Ethics Ethics in finance Ethics in HR Ethics in Marketing

Tradition In such a richly diverse and complex country as India it is difficult to impart generic conclusions that can be used by those doing business there. Regionalism, religion, language and caste are all factors that need to be taken into account when doing business in India. When doing business in India, meeting etiquette requires a handshake. However, Indians themselves use the namaste. This is where the palms are brought together at chest level with a slight bow of the head. Using the namaste is a sign of your understanding of Indian etiquette. Names speak volumes about an Indian's background. For example, a Singh will always be a Sikh. The suffix "-jee" ( as in Banerjee) is a sign of a high caste. "Kar" (as in Chandraskar) denotes that person is of Maharashtrian high caste. Arabic sounding names will be used by Muslims. In such a richly diverse and complex country as India it is difficult to impart generic conclusions that can be used by those doing business there. Regionalism, religion, language and caste are all factors that need to be taken into account when doing business in India. When doing business in India, meeting etiquette requires a handshake. However, Indians themselves use the namaste. This is

where the palms are brought together at chest level with a slight bow of the head. Using the namaste is a sign of your understanding of Indian etiquette. Names speak volumes about an Indian's background. For example, a Singh will always be a Sikh. The suffix "-jee" ( as in Banerjee) is a sign of a high caste. "Kar" (as in Chandraskar) denotes that person is of Maharashtrian high caste. Arabic sounding names will be used by Muslims.
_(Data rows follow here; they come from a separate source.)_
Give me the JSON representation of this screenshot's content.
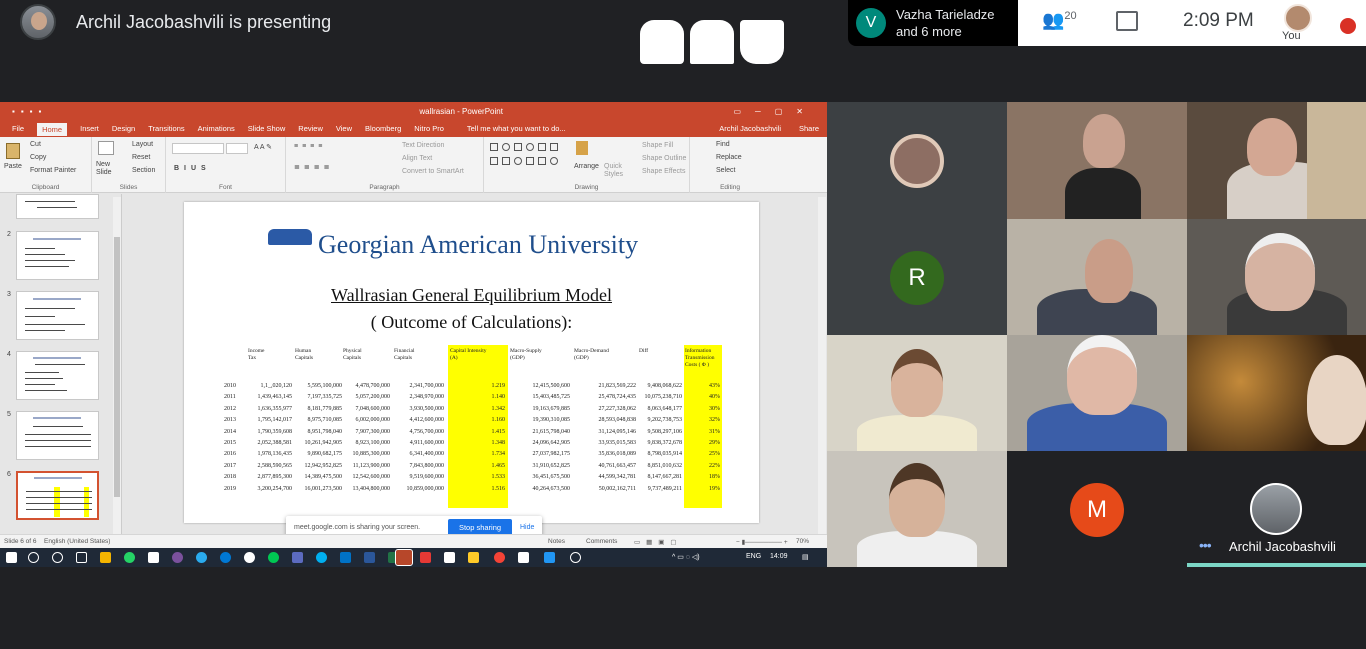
{
  "meet": {
    "presenting": "Archil Jacobashvili is presenting",
    "notice_initial": "V",
    "notice_name": "Vazha Tarieladze",
    "notice_more": "and 6 more",
    "participants_count": "20",
    "clock": "2:09 PM",
    "you_label": "You",
    "share_message": "meet.google.com is sharing your screen.",
    "stop_sharing": "Stop sharing",
    "hide": "Hide",
    "pinned_name": "Archil Jacobashvili",
    "tile_letters": {
      "r": "R",
      "m": "M"
    },
    "colors": {
      "r_avatar": "#33691e",
      "m_avatar": "#e64a19",
      "notice_avatar": "#00897b",
      "accent": "#1a73e8"
    }
  },
  "ppt": {
    "window_title": "wallrasian - PowerPoint",
    "tabs": [
      "File",
      "Home",
      "Insert",
      "Design",
      "Transitions",
      "Animations",
      "Slide Show",
      "Review",
      "View",
      "Bloomberg",
      "Nitro Pro"
    ],
    "tell_me": "Tell me what you want to do...",
    "user": "Archil Jacobashvili",
    "share": "Share",
    "ribbon": {
      "paste": "Paste",
      "cut": "Cut",
      "copy": "Copy",
      "format_painter": "Format Painter",
      "clipboard": "Clipboard",
      "new_slide": "New Slide",
      "layout": "Layout",
      "reset": "Reset",
      "section": "Section",
      "slides": "Slides",
      "font": "Font",
      "text_direction": "Text Direction",
      "align_text": "Align Text",
      "convert_smartart": "Convert to SmartArt",
      "paragraph": "Paragraph",
      "arrange": "Arrange",
      "quick_styles": "Quick Styles",
      "shape_fill": "Shape Fill",
      "shape_outline": "Shape Outline",
      "shape_effects": "Shape Effects",
      "drawing": "Drawing",
      "find": "Find",
      "replace": "Replace",
      "select": "Select",
      "editing": "Editing"
    },
    "thumb_numbers": [
      "2",
      "3",
      "4",
      "5",
      "6"
    ],
    "status_slide": "Slide 6 of 6",
    "status_lang": "English (United States)",
    "status_notes": "Notes",
    "status_comments": "Comments",
    "zoom": "70%",
    "taskbar_lang": "ENG",
    "taskbar_time": "14:09"
  },
  "slide": {
    "university": "Georgian American University",
    "title_line1": "Wallrasian General Equilibrium Model",
    "title_line2": "( Outcome of Calculations):",
    "headers": [
      "Income\nTax",
      "Human\nCapitals",
      "Physical\nCapitals",
      "Financial\nCapitals",
      "Capital Intensity\n(A)",
      "Macro-Supply\n(GDP)",
      "Macro-Demand\n(GDP)",
      "Diff",
      "Information\nTransmission\nCosts  ( Φ )"
    ],
    "rows": [
      [
        "2010",
        "1,1_,020,120",
        "5,595,100,000",
        "4,478,700,000",
        "2,341,700,000",
        "1.219",
        "12,415,500,600",
        "21,823,569,222",
        "9,408,068,622",
        "43%"
      ],
      [
        "2011",
        "1,439,463,145",
        "7,197,335,725",
        "5,057,200,000",
        "2,348,970,000",
        "1.140",
        "15,403,485,725",
        "25,478,724,435",
        "10,075,238,710",
        "40%"
      ],
      [
        "2012",
        "1,636,355,977",
        "8,181,779,885",
        "7,048,600,000",
        "3,930,500,000",
        "1.342",
        "19,163,679,885",
        "27,227,328,062",
        "8,063,648,177",
        "30%"
      ],
      [
        "2013",
        "1,795,142,017",
        "8,975,710,085",
        "6,002,000,000",
        "4,412,600,000",
        "1.160",
        "19,390,310,085",
        "28,593,048,838",
        "9,202,738,753",
        "32%"
      ],
      [
        "2014",
        "1,790,359,608",
        "8,951,798,040",
        "7,907,300,000",
        "4,756,700,000",
        "1.415",
        "21,615,798,040",
        "31,124,095,146",
        "9,508,297,106",
        "31%"
      ],
      [
        "2015",
        "2,052,388,581",
        "10,261,942,905",
        "8,923,100,000",
        "4,911,600,000",
        "1.348",
        "24,096,642,905",
        "33,935,015,583",
        "9,838,372,678",
        "29%"
      ],
      [
        "2016",
        "1,978,136,435",
        "9,890,682,175",
        "10,885,300,000",
        "6,341,400,000",
        "1.734",
        "27,037,982,175",
        "35,836,018,089",
        "8,798,035,914",
        "25%"
      ],
      [
        "2017",
        "2,588,590,565",
        "12,942,952,825",
        "11,123,900,000",
        "7,843,800,000",
        "1.465",
        "31,910,652,825",
        "40,761,663,457",
        "8,851,010,632",
        "22%"
      ],
      [
        "2018",
        "2,877,895,300",
        "14,389,475,500",
        "12,542,600,000",
        "9,519,600,000",
        "1.533",
        "36,451,675,500",
        "44,599,342,781",
        "8,147,667,281",
        "18%"
      ],
      [
        "2019",
        "3,200,254,700",
        "16,001,273,500",
        "13,404,800,000",
        "10,859,000,000",
        "1.516",
        "40,264,673,500",
        "50,002,162,711",
        "9,737,489,211",
        "19%"
      ]
    ]
  }
}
What is Culture Shock? It is the unpleasant consequences of experiencing a foreign culture. It results in: confusion, surprise, disgust, panic, rejection, loss of self-esteem, and inability to function effectively.